By Jean H. Shin, Ph.D., Director of Minority and Student Affairs, American Sociological Association
As demographics of the American population shift and global interconnectedness expands, it has become increasingly important for public policymakers, and others making consequential decisions in society, to understand the impact of diversity and inclusion. Social scientists have empirically demonstrated that diversity supports positive societal outcomes—from productive workplaces to effective educational institutions and a strong scientific enterprise.
Social science research not only helps us to understand that there is value to diversity and inclusion, but also how we can enhance diversity and inclusion. An extensive sociological literature on mentoring, for example, demonstrates empirically that the most effective interventions for under-represented racial/ethnic minority scholars are based on a combination of instrumental and psycho-social mentoring. The first type focuses on giving scholarly career advice and resources, and the second focuses on fostering emotional support and well-being. Studies also indicate that the mentoring process facilitates the growth of social networks, which are strong predictors of career success and satisfaction. Mentoring happens effectively one-on-one, but diversity and inclusion are further strengthened with communal mentoring using these networks.
Several types of organizations and institutions are well-positioned to respond to this knowledge, and many disciplinary societies have been leaders in this regard. The American Sociological Association (ASA), for example, started its Minority Fellowship Program (MFP) 44 years ago and has since then had more than 500 Fellows. This program was originally developed to address the severe under-representation of faculty of color at a time when campuses were becoming more diverse. Over time, an emphasis has been placed not only on supporting doctoral students to completion of the Ph.D., but also on creating networks that help support sociologists of color throughout their careers. This evolution has been a direct response to the research evidence demonstrating the importance of social networks. This fellowship program has created a community of hundreds that has developed relationships within and across annual cohorts spanning more than four decades. The program has significantly increased diversity and inclusion in the discipline of sociology, which includes representation of scholars and teachers of color on campuses and in disciplinary association leadership as well as more diverse perspectives in disciplinary scholarship.

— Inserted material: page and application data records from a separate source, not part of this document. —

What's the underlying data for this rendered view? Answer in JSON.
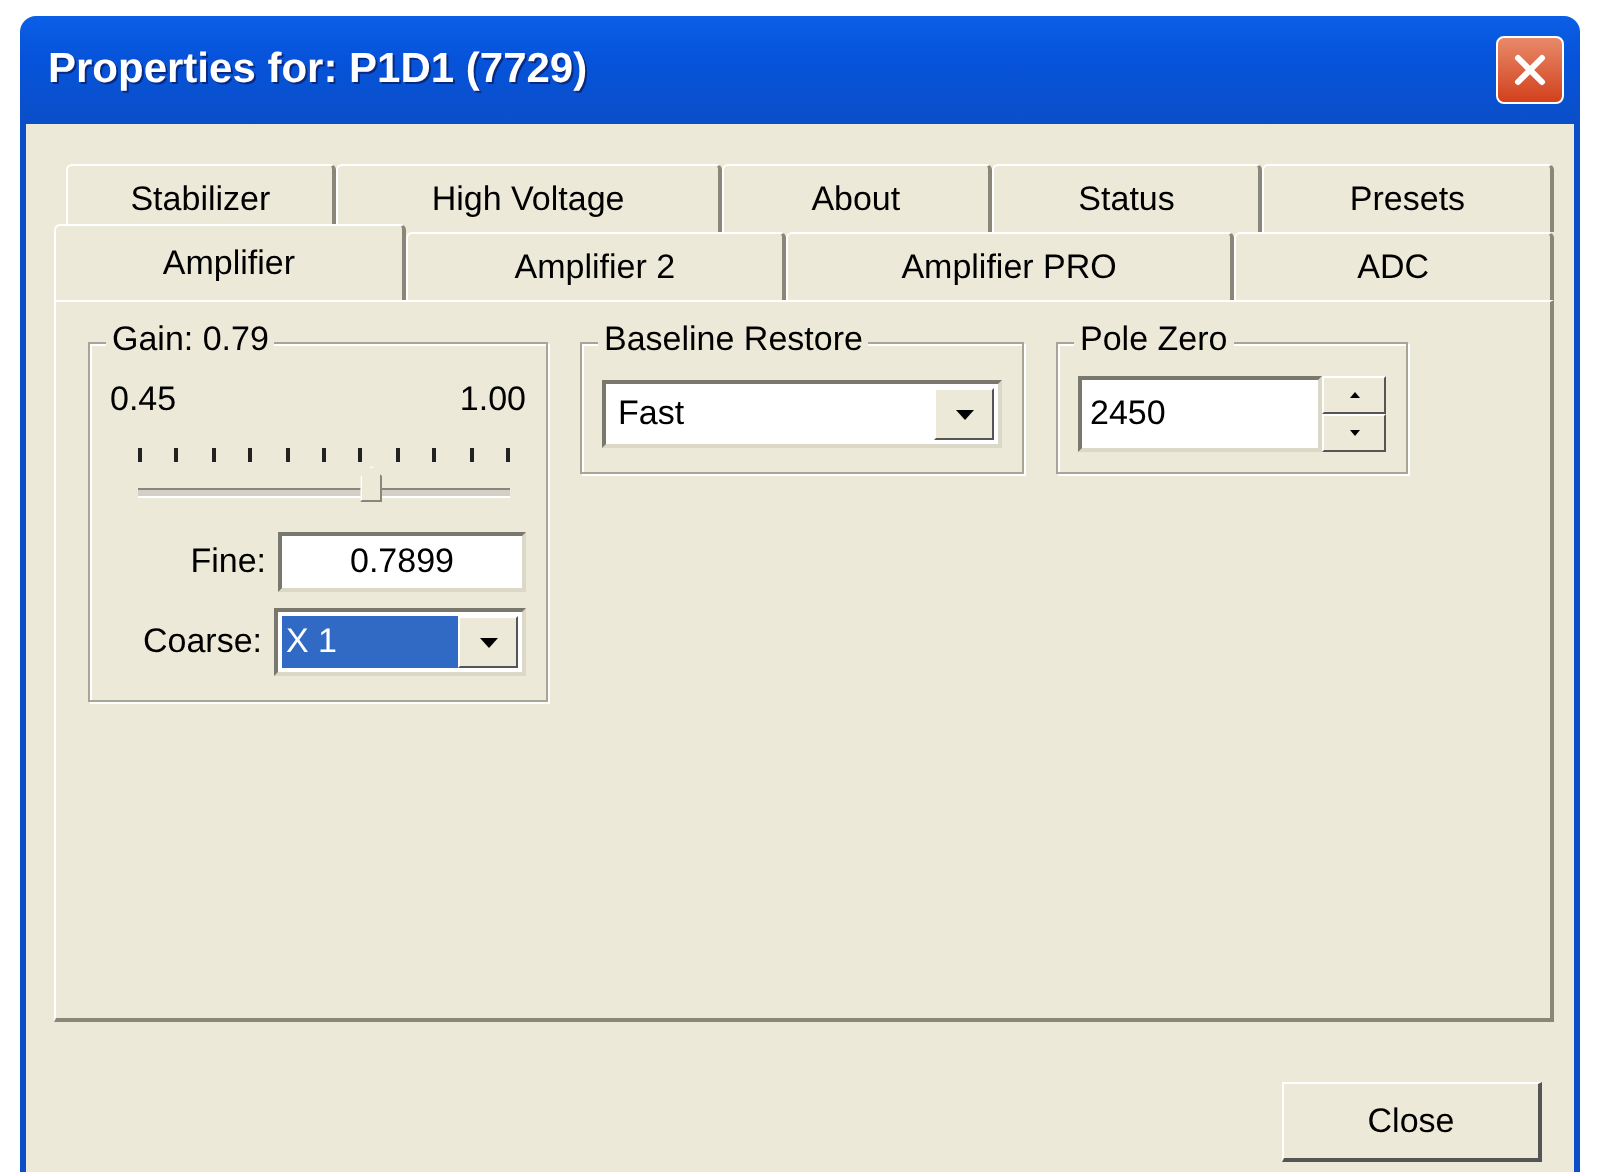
{
  "window": {
    "title": "Properties for: P1D1 (7729)"
  },
  "tab_rows": [
    [
      {
        "label": "Stabilizer",
        "selected": false
      },
      {
        "label": "High Voltage",
        "selected": false
      },
      {
        "label": "About",
        "selected": false
      },
      {
        "label": "Status",
        "selected": false
      },
      {
        "label": "Presets",
        "selected": false
      }
    ],
    [
      {
        "label": "Amplifier",
        "selected": true
      },
      {
        "label": "Amplifier 2",
        "selected": false
      },
      {
        "label": "Amplifier PRO",
        "selected": false
      },
      {
        "label": "ADC",
        "selected": false
      }
    ]
  ],
  "gain": {
    "title": "Gain: 0.79",
    "min": "0.45",
    "max": "1.00",
    "level": 0.62,
    "fine_label": "Fine:",
    "fine_value": "0.7899",
    "coarse_label": "Coarse:",
    "coarse_value": "X 1"
  },
  "baseline_restore": {
    "title": "Baseline Restore",
    "value": "Fast"
  },
  "pole_zero": {
    "title": "Pole Zero",
    "value": "2450"
  },
  "buttons": [
    "Close"
  ]
}
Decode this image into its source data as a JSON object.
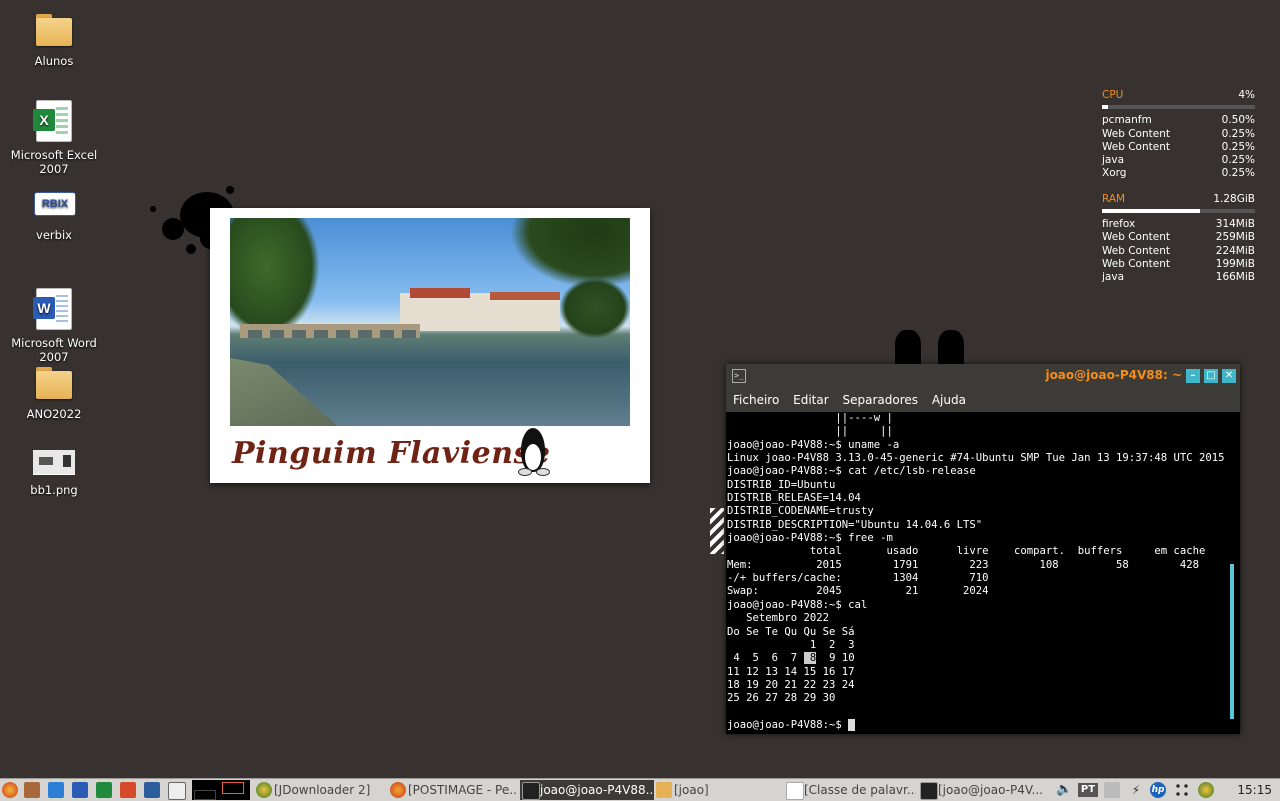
{
  "desktop": {
    "icons": [
      {
        "label": "Alunos"
      },
      {
        "label": "Microsoft Excel 2007"
      },
      {
        "label": "verbix"
      },
      {
        "label": "Microsoft Word 2007"
      },
      {
        "label": "ANO2022"
      },
      {
        "label": "bb1.png"
      }
    ],
    "wallpaper_title": "Pinguim Flaviense"
  },
  "monitor": {
    "cpu_label": "CPU",
    "cpu_value": "4%",
    "cpu_fraction": 0.04,
    "cpu_procs": [
      {
        "name": "pcmanfm",
        "value": "0.50%"
      },
      {
        "name": "Web Content",
        "value": "0.25%"
      },
      {
        "name": "Web Content",
        "value": "0.25%"
      },
      {
        "name": "java",
        "value": "0.25%"
      },
      {
        "name": "Xorg",
        "value": "0.25%"
      }
    ],
    "ram_label": "RAM",
    "ram_value": "1.28GiB",
    "ram_fraction": 0.64,
    "ram_procs": [
      {
        "name": "firefox",
        "value": "314MiB"
      },
      {
        "name": "Web Content",
        "value": "259MiB"
      },
      {
        "name": "Web Content",
        "value": "224MiB"
      },
      {
        "name": "Web Content",
        "value": "199MiB"
      },
      {
        "name": "java",
        "value": "166MiB"
      }
    ]
  },
  "terminal": {
    "title": "joao@joao-P4V88: ~",
    "menu": [
      "Ficheiro",
      "Editar",
      "Separadores",
      "Ajuda"
    ],
    "lines": [
      "                 ||----w |",
      "                 ||     ||",
      "joao@joao-P4V88:~$ uname -a",
      "Linux joao-P4V88 3.13.0-45-generic #74-Ubuntu SMP Tue Jan 13 19:37:48 UTC 2015 i",
      "joao@joao-P4V88:~$ cat /etc/lsb-release",
      "DISTRIB_ID=Ubuntu",
      "DISTRIB_RELEASE=14.04",
      "DISTRIB_CODENAME=trusty",
      "DISTRIB_DESCRIPTION=\"Ubuntu 14.04.6 LTS\"",
      "joao@joao-P4V88:~$ free -m",
      "             total       usado      livre    compart.  buffers     em cache",
      "Mem:          2015        1791        223        108         58        428",
      "-/+ buffers/cache:        1304        710",
      "Swap:         2045          21       2024",
      "joao@joao-P4V88:~$ cal",
      "   Setembro 2022",
      "Do Se Te Qu Qu Se Sá",
      "             1  2  3",
      " 4  5  6  7  8  9 10",
      "11 12 13 14 15 16 17",
      "18 19 20 21 22 23 24",
      "25 26 27 28 29 30",
      "",
      "joao@joao-P4V88:~$ "
    ],
    "highlight_day": "8"
  },
  "taskbar": {
    "tasks": [
      {
        "label": "[JDownloader 2]"
      },
      {
        "label": "[POSTIMAGE - Pe..."
      },
      {
        "label": "joao@joao-P4V88..."
      },
      {
        "label": "[joao]"
      },
      {
        "label": "[Classe de palavr..."
      },
      {
        "label": "[joao@joao-P4V..."
      }
    ],
    "lang": "PT",
    "clock": "15:15"
  }
}
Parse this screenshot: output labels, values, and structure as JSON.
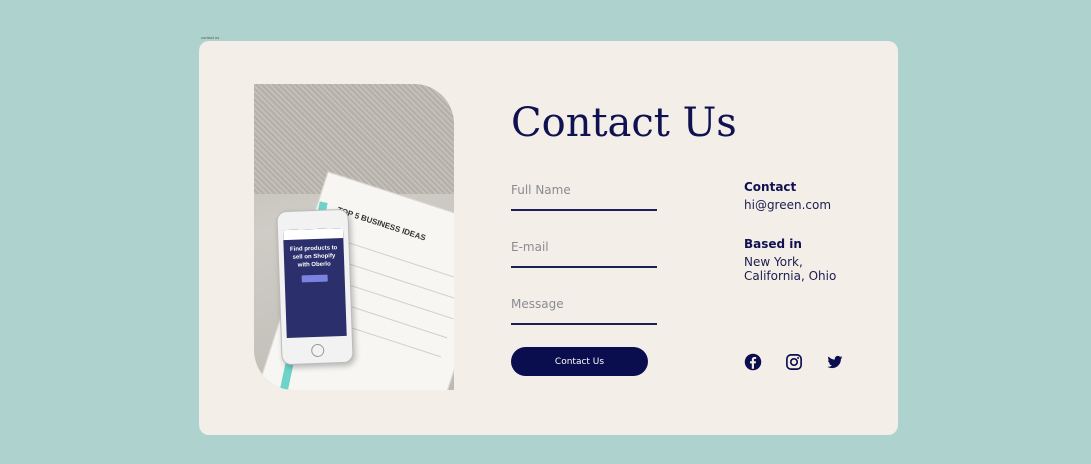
{
  "frame_label": "contact us",
  "heading": "Contact Us",
  "form": {
    "full_name_placeholder": "Full Name",
    "email_placeholder": "E-mail",
    "message_placeholder": "Message",
    "submit_label": "Contact Us"
  },
  "info": {
    "contact_label": "Contact",
    "contact_value": "hi@green.com",
    "based_label": "Based in",
    "based_value_line1": "New York,",
    "based_value_line2": "California, Ohio"
  },
  "social": [
    "facebook-icon",
    "instagram-icon",
    "twitter-icon"
  ],
  "photo": {
    "notebook_title": "TOP 5 BUSINESS IDEAS",
    "phone_text": "Find products to sell on Shopify with Oberlo"
  },
  "colors": {
    "background": "#aed3cf",
    "card": "#f3eee8",
    "primary": "#0a0d4e"
  }
}
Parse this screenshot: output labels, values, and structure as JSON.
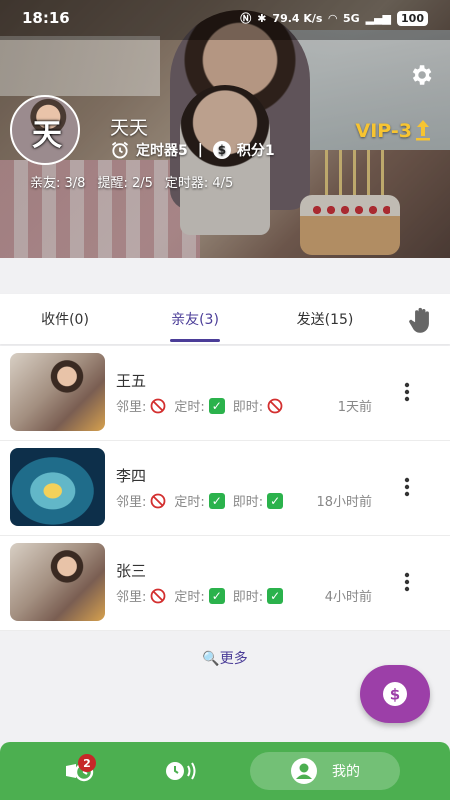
{
  "status_bar": {
    "time": "18:16",
    "net_speed": "79.4 K/s",
    "signal": "5G",
    "battery": "100"
  },
  "profile": {
    "avatar_char": "天",
    "username": "天天",
    "timer_label": "定时器5",
    "points_label": "积分1",
    "vip": "VIP-3",
    "limits": [
      "亲友: 3/8",
      "提醒: 2/5",
      "定时器: 4/5"
    ]
  },
  "tabs": [
    {
      "label": "收件(0)",
      "active": false
    },
    {
      "label": "亲友(3)",
      "active": true
    },
    {
      "label": "发送(15)",
      "active": false
    }
  ],
  "friends": [
    {
      "name": "王五",
      "neighbor_label": "邻里:",
      "neighbor": false,
      "scheduled_label": "定时:",
      "scheduled": true,
      "instant_label": "即时:",
      "instant": false,
      "time": "1天前",
      "thumb": "photo"
    },
    {
      "name": "李四",
      "neighbor_label": "邻里:",
      "neighbor": false,
      "scheduled_label": "定时:",
      "scheduled": true,
      "instant_label": "即时:",
      "instant": true,
      "time": "18小时前",
      "thumb": "wave"
    },
    {
      "name": "张三",
      "neighbor_label": "邻里:",
      "neighbor": false,
      "scheduled_label": "定时:",
      "scheduled": true,
      "instant_label": "即时:",
      "instant": true,
      "time": "4小时前",
      "thumb": "photo"
    }
  ],
  "more_link": "更多",
  "bottom_nav": {
    "badge_count": "2",
    "me_label": "我的"
  },
  "colors": {
    "accent": "#4b3d98",
    "nav": "#4caf50",
    "fab": "#9c3fa8",
    "vip": "#f7c431",
    "ok": "#2bb24c",
    "no": "#d32f2f"
  }
}
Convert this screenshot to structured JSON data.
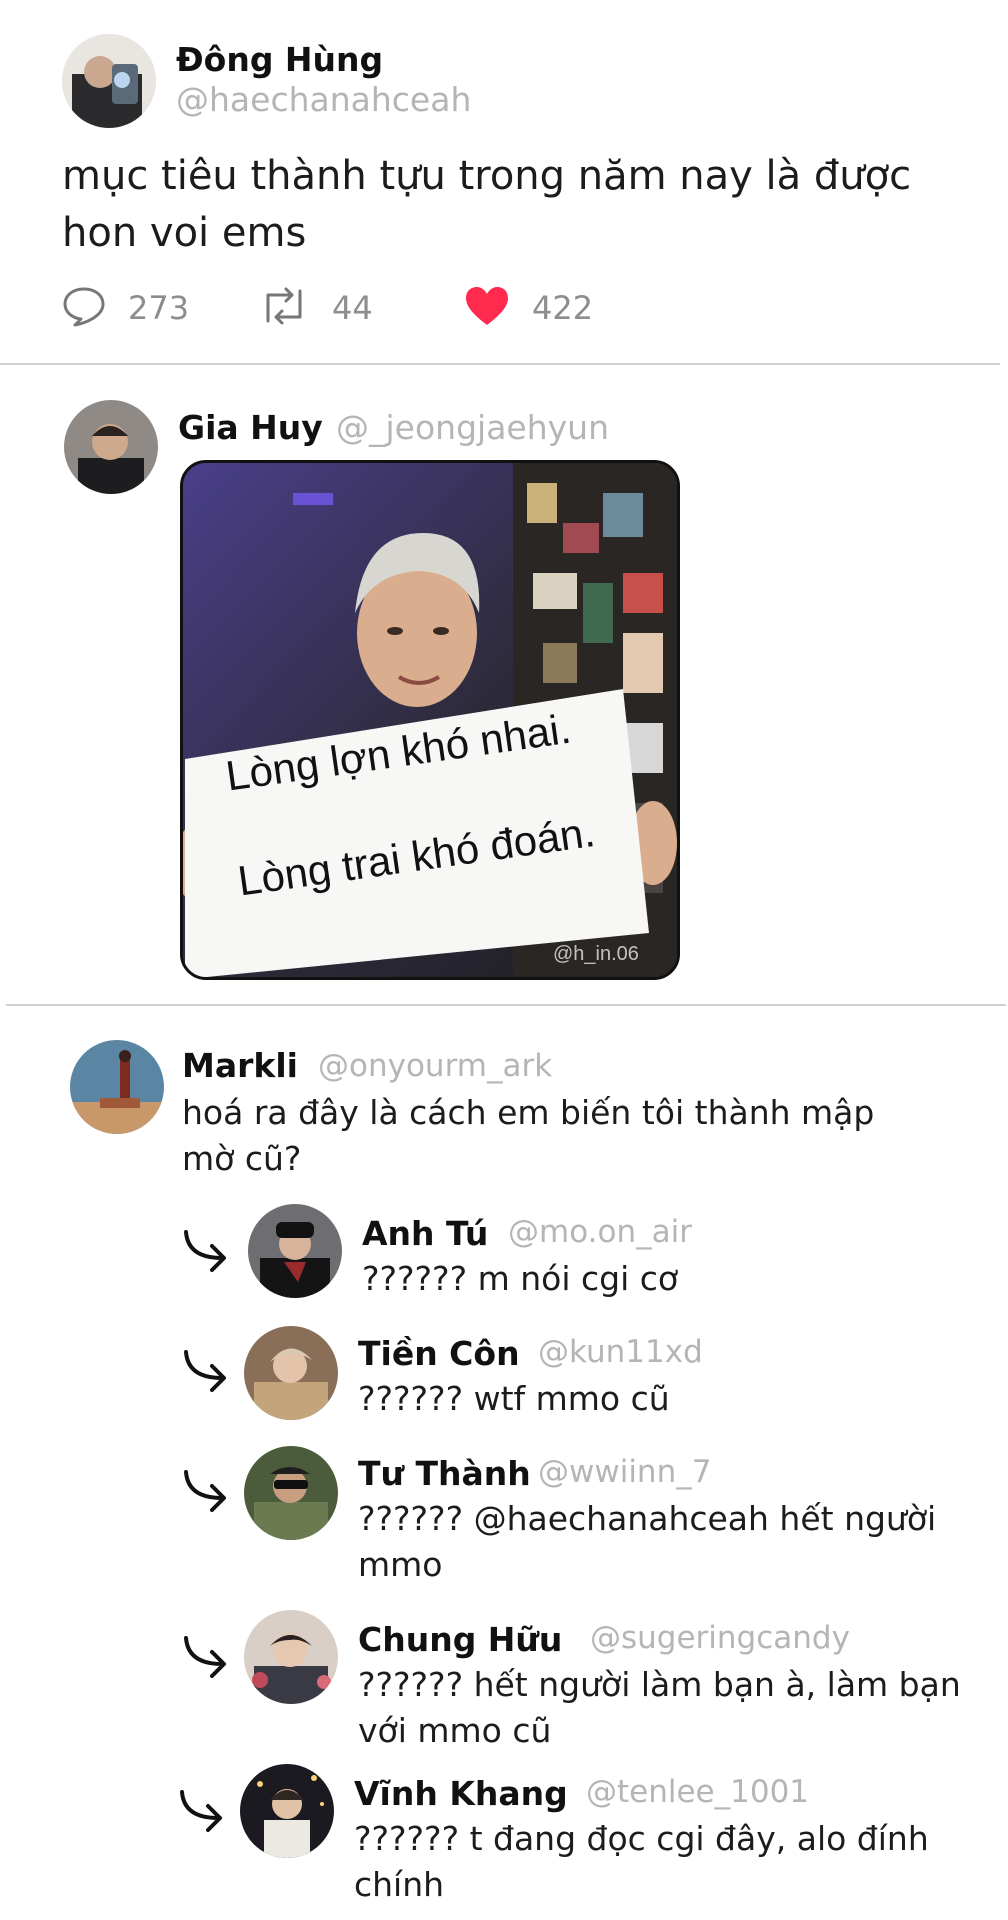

While MFP and other programs at ASA and across disciplines have been successful in making the scientific enterprise more diverse and inclusive, there is certainly more that can be done. As such, we continue to study this issue. ASA, for example, is currently working on a major research initiative to study the factors that influence Ph.D. career trajectories of under-represented racial/ethnic minority faculty in both sociology and economics. This project is a multi-method examination of not just where these faculty members are currently employed and how productive they have been, but also how they perceive support and resources from colleagues both within and outside of their own departments.
Why Social Science? Because it helps us understand the importance of diversity and inclusion. And it helps us understand how to enhance diversity and inclusion.
Jean H. Shin is Director of Minority and Student Affairs at the American Sociological Association. He joined ASA from McDaniel College, where he was Associate Professor of Sociology and Associate Dean for First Year Students. At ASA, he directs the Minority Fellowship Program and serves as liaison to diversity initiatives. Within student affairs, he provides support for the Honors Program and Student Forum, as well as High School Sociology. He works with disciplinary, science-based, and higher education associations (and federal agencies) to advance scholarship in sociology, and is a founding member of the Collaborative to Enhance Diversity in Science (CEDS).